> [Problem requirements]: The data that follows is to be copied exactly, with each image removed.

(Stored records)
- - - -

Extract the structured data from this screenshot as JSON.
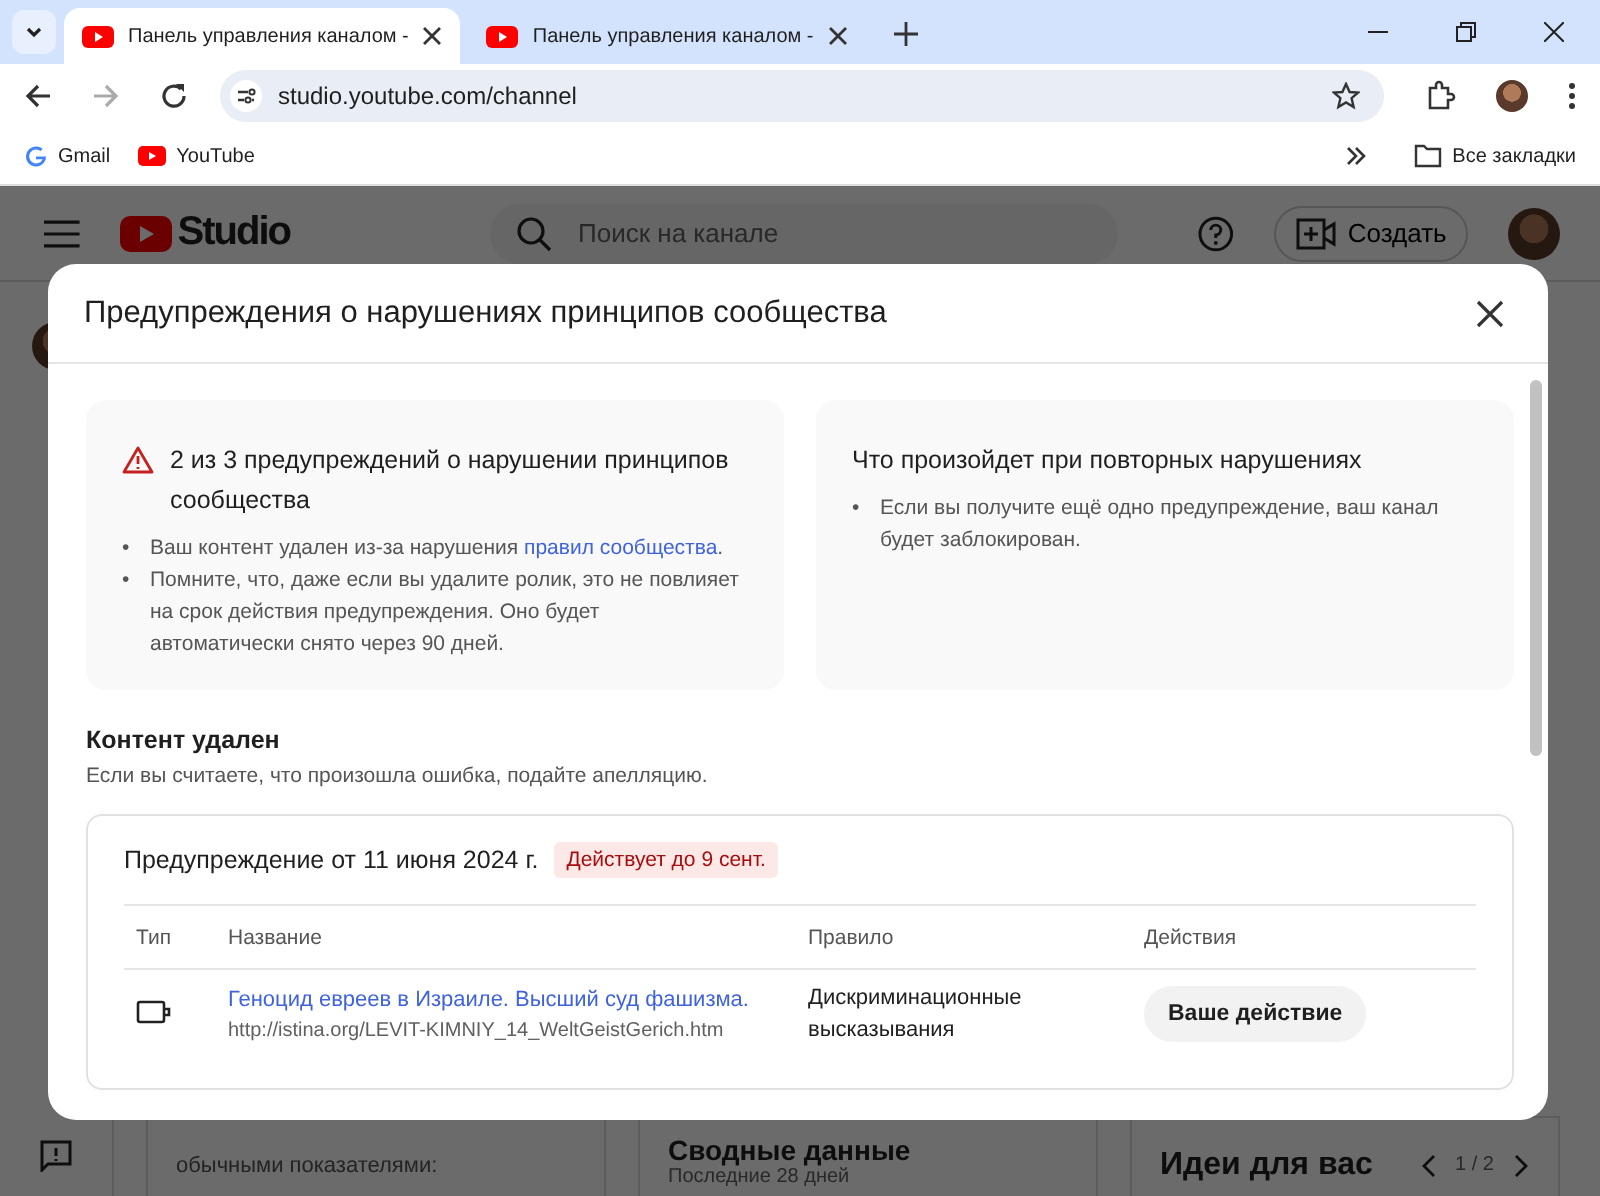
{
  "browser": {
    "tabs": [
      {
        "title": "Панель управления каналом -",
        "selected": true
      },
      {
        "title": "Панель управления каналом -",
        "selected": false
      }
    ],
    "url": "studio.youtube.com/channel",
    "bookmarks": [
      {
        "label": "Gmail",
        "kind": "google"
      },
      {
        "label": "YouTube",
        "kind": "youtube"
      }
    ],
    "all_bookmarks": "Все закладки"
  },
  "studio": {
    "logo": "Studio",
    "search": {
      "placeholder": "Поиск на канале"
    },
    "create_button": "Создать",
    "background": {
      "left_text": "обычными показателями:",
      "summary_title": "Сводные данные",
      "summary_period": "Последние 28 дней",
      "ideas_title": "Идеи для вас",
      "pager": "1 / 2"
    }
  },
  "dialog": {
    "title": "Предупреждения о нарушениях принципов сообщества",
    "strike_card": {
      "heading": "2 из 3 предупреждений о нарушении принципов сообщества",
      "bullets": [
        {
          "marker": "•",
          "text": "Ваш контент удален из-за нарушения ",
          "link": "правил сообщества",
          "after": "."
        },
        {
          "marker": "•",
          "text": "Помните, что, даже если вы удалите ролик, это не повлияет на срок действия предупреждения. Оно будет автоматически снято через 90 дней."
        }
      ]
    },
    "repeat_card": {
      "heading": "Что произойдет при повторных нарушениях",
      "bullets": [
        {
          "marker": "•",
          "text": "Если вы получите ещё одно предупреждение, ваш канал будет заблокирован."
        }
      ]
    },
    "section_title": "Контент удален",
    "section_subtitle": "Если вы считаете, что произошла ошибка, подайте апелляцию.",
    "strike": {
      "heading": "Предупреждение от 11 июня 2024 г.",
      "badge": "Действует до 9 сент.",
      "columns": [
        "Тип",
        "Название",
        "Правило",
        "Действия"
      ],
      "rows": [
        {
          "title": "Геноцид евреев в Израиле. Высший суд фашизма.",
          "url": "http://istina.org/LEVIT-KIMNIY_14_WeltGeistGerich.htm",
          "rule": "Дискриминационные высказывания",
          "action": "Ваше действие"
        }
      ]
    }
  }
}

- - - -

> [Answer box]:
Extract the structured data from this screenshot as JSON.
{
  "browser": {
    "tabs": [
      {
        "title": "Панель управления каналом -",
        "selected": true
      },
      {
        "title": "Панель управления каналом -",
        "selected": false
      }
    ],
    "url": "studio.youtube.com/channel",
    "bookmarks": [
      {
        "label": "Gmail",
        "kind": "google"
      },
      {
        "label": "YouTube",
        "kind": "youtube"
      }
    ],
    "all_bookmarks": "Все закладки"
  },
  "studio": {
    "logo": "Studio",
    "search": {
      "placeholder": "Поиск на канале"
    },
    "create_button": "Создать",
    "background": {
      "left_text": "обычными показателями:",
      "summary_title": "Сводные данные",
      "summary_period": "Последние 28 дней",
      "ideas_title": "Идеи для вас",
      "pager": "1 / 2"
    }
  },
  "dialog": {
    "title": "Предупреждения о нарушениях принципов сообщества",
    "strike_card": {
      "heading": "2 из 3 предупреждений о нарушении принципов сообщества",
      "bullets": [
        {
          "marker": "•",
          "text": "Ваш контент удален из-за нарушения ",
          "link": "правил сообщества",
          "after": "."
        },
        {
          "marker": "•",
          "text": "Помните, что, даже если вы удалите ролик, это не повлияет на срок действия предупреждения. Оно будет автоматически снято через 90 дней."
        }
      ]
    },
    "repeat_card": {
      "heading": "Что произойдет при повторных нарушениях",
      "bullets": [
        {
          "marker": "•",
          "text": "Если вы получите ещё одно предупреждение, ваш канал будет заблокирован."
        }
      ]
    },
    "section_title": "Контент удален",
    "section_subtitle": "Если вы считаете, что произошла ошибка, подайте апелляцию.",
    "strike": {
      "heading": "Предупреждение от 11 июня 2024 г.",
      "badge": "Действует до 9 сент.",
      "columns": [
        "Тип",
        "Название",
        "Правило",
        "Действия"
      ],
      "rows": [
        {
          "title": "Геноцид евреев в Израиле. Высший суд фашизма.",
          "url": "http://istina.org/LEVIT-KIMNIY_14_WeltGeistGerich.htm",
          "rule": "Дискриминационные высказывания",
          "action": "Ваше действие"
        }
      ]
    }
  }
}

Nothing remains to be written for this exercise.